Web sites begin to pay for content

The Internet's booming social-networking trend has reached a new milestone: Web sites are beginning to pay for content.

That means all those Web-savvy creative types, the people who post skateboarding videos or write a review about the neighborhood dry cleaner, could be compensated for their contributions.


The move to pay people for content had been developing slowly but reached a critical new phase when, the Internet's bellwether video site, confirmed Monday that it has plans to pay for user-generated content but did not give details.

The decision sets up the potential for a monumental shift in how people use and view networking sites. Until now, as user-generated content on the Web has grown, the only people making any money have been the site operators.


YouTube rose to prominence thanks largely to the goofy homemade videos that ordinary people created and posted. But when Google Inc. purchased it last year for $1.65 billion, the people responsible for those videos didn't receive a single cent from the mammoth Google payout.

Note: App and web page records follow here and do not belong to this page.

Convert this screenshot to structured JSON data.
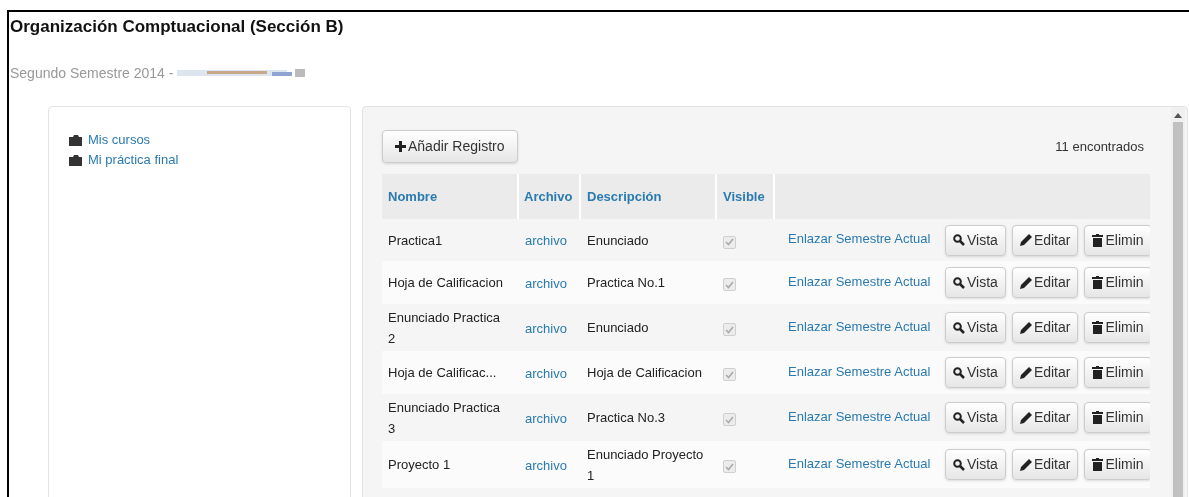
{
  "page": {
    "title": "Organización Comptuacional (Sección B)",
    "subtitle": "Segundo Semestre 2014 -"
  },
  "sidebar": {
    "items": [
      {
        "label": "Mis cursos"
      },
      {
        "label": "Mi práctica final"
      }
    ]
  },
  "toolbar": {
    "add_button": "Añadir Registro",
    "count": "11 encontrados"
  },
  "table": {
    "columns": [
      "Nombre",
      "Archivo",
      "Descripción",
      "Visible"
    ],
    "rows": [
      {
        "nombre": "Practica1",
        "archivo": "archivo",
        "descripcion": "Enunciado",
        "visible": true,
        "link": "Enlazar Semestre Actual",
        "actions": [
          "Vista",
          "Editar",
          "Elimin"
        ]
      },
      {
        "nombre": "Hoja de Calificacion",
        "archivo": "archivo",
        "descripcion": "Practica No.1",
        "visible": true,
        "link": "Enlazar Semestre Actual",
        "actions": [
          "Vista",
          "Editar",
          "Elimin"
        ]
      },
      {
        "nombre": "Enunciado Practica 2",
        "archivo": "archivo",
        "descripcion": "Enunciado",
        "visible": true,
        "link": "Enlazar Semestre Actual",
        "actions": [
          "Vista",
          "Editar",
          "Elimin"
        ]
      },
      {
        "nombre": "Hoja de Calificac...",
        "archivo": "archivo",
        "descripcion": "Hoja de Calificacion",
        "visible": true,
        "link": "Enlazar Semestre Actual",
        "actions": [
          "Vista",
          "Editar",
          "Elimin"
        ]
      },
      {
        "nombre": "Enunciado Practica 3",
        "archivo": "archivo",
        "descripcion": "Practica No.3",
        "visible": true,
        "link": "Enlazar Semestre Actual",
        "actions": [
          "Vista",
          "Editar",
          "Elimin"
        ]
      },
      {
        "nombre": "Proyecto 1",
        "archivo": "archivo",
        "descripcion": "Enunciado Proyecto 1",
        "visible": true,
        "link": "Enlazar Semestre Actual",
        "actions": [
          "Vista",
          "Editar",
          "Elimin"
        ]
      }
    ]
  }
}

Paying individual users for content also follows deals that Google, Yahoo Inc. and Apple Inc., among others, have been signing with networks and Hollywood studios for the right to sell and promote original content on the Web.

YouTube didn't provide details of why it wanted to start compensating individual creators. But a number of industry executives suggested that with both the Internet audience and ad revenue growing, competition for the best user-generated content also is intensifying. So those looking for an edge have started offering money.

By the end of this year, "almost every big site that focuses on viral video will have a revenue-sharing component to it," said Keith Richman, chief executive officer of, a site that pays $400 to $2,000 to contributors about 100 times a month for the exclusive rights to some videos. is paying $3,000 to $5,000 a day to pools of people who create videos or other original materials, while is sharing revenue from advertisements placed at the end of videos. If viewers click on the ad, the video's creator gets paid.

In April,, a new site based in Chicago, will feature paid reviewers and unpaid reviewers to write about restaurants, hotels, doctors and other services.

YouTube co-founder Chad Hurley disclosed the site's intentions over the weekend at an economic summit in Davos, Switzerland.

"We are getting an audience large enough where we have an opportunity to support creativity, to foster creativity through sharing revenue with our users," Hurley said. "So in the coming months we are going to be opening that up."


Hurley didn't indicate how YouTube would pay for content, but there is more than one way to share the wealth.

While some sites might be willing to pay for exclusive content, the culture and technology of the Web is such that viewers want to share cool videos with friends. That means that a video first appearing on YouTube will quickly get passed around, ending up on countless blogs or profile pages at

Sites such as and hope to tap into the "viral" nature of video sharing and still pay the content creators. At, creators will get paid no matter where the video is viewed, as long as it was first uploaded to Spymac.

"The more you promote your upload, and it becomes very popular, the more money you make," said Kevin April, Spymac's chief technology officer. Creators are "encouraged to market their own videos," he said.

At, ads are embedded into the end of a video. If a viewer clicks on the ad, the content creator is paid. Revenue an ad generates is split 50-50 between Revver and the video creator.

Steven Starr, Revver's founder and CEO, said it was a matter of "recognition vs. reward." At YouTube, until now, video creators get recognition from viewers and pats on the virtual back for a job well-done. With Revver, "We believe it is incumbent on anybody who wants to be a creator of content to get paid," he said.


Money isn't the only attraction for content generators, however. Some people have done quite well by YouTube without it.

Actor Liam Sullivan's Shoes video on YouTube has been viewed more than 12 million times. The exposure given to his Kelly character, who sings the rebellious teenage ode to Shoes, has made him a sensation. The exposure has led to a deal with Apple, where Shoes is among the Top 10 comedy singles at the iTunes music store. He said he also will be part of an ensemble cast for a series launching on cable's VH1.

In contrast to Sullivan, the majority of YouTube creators are not interested in an entertainment career. But they would like to make a little money.

"I'd love to see money exchange hands if it's the right process," said Allen Weiner, an analyst with Gartner who follows the online video industry. "But I think before YouTube makes such statements, they need to get their ducks in a row."

For instance, he said, YouTube does not have a system in place for ads based on context.

"If I'm Ford, and I advertise on YouTube, do I want to be next to a video that says Ford cars are unsafe at any speed?" Weiner said. "That could be a problem."


Executives at Google and YouTube did not respond to questions about how they would implement payment for creators, or how they display advertising. But Google released a statement saying that "we are actively exploring a variety of ways to help the community to monetize content and expect to announce something in the coming months that users will embrace."

Eric Benderoff writes for the Chicago Tribune.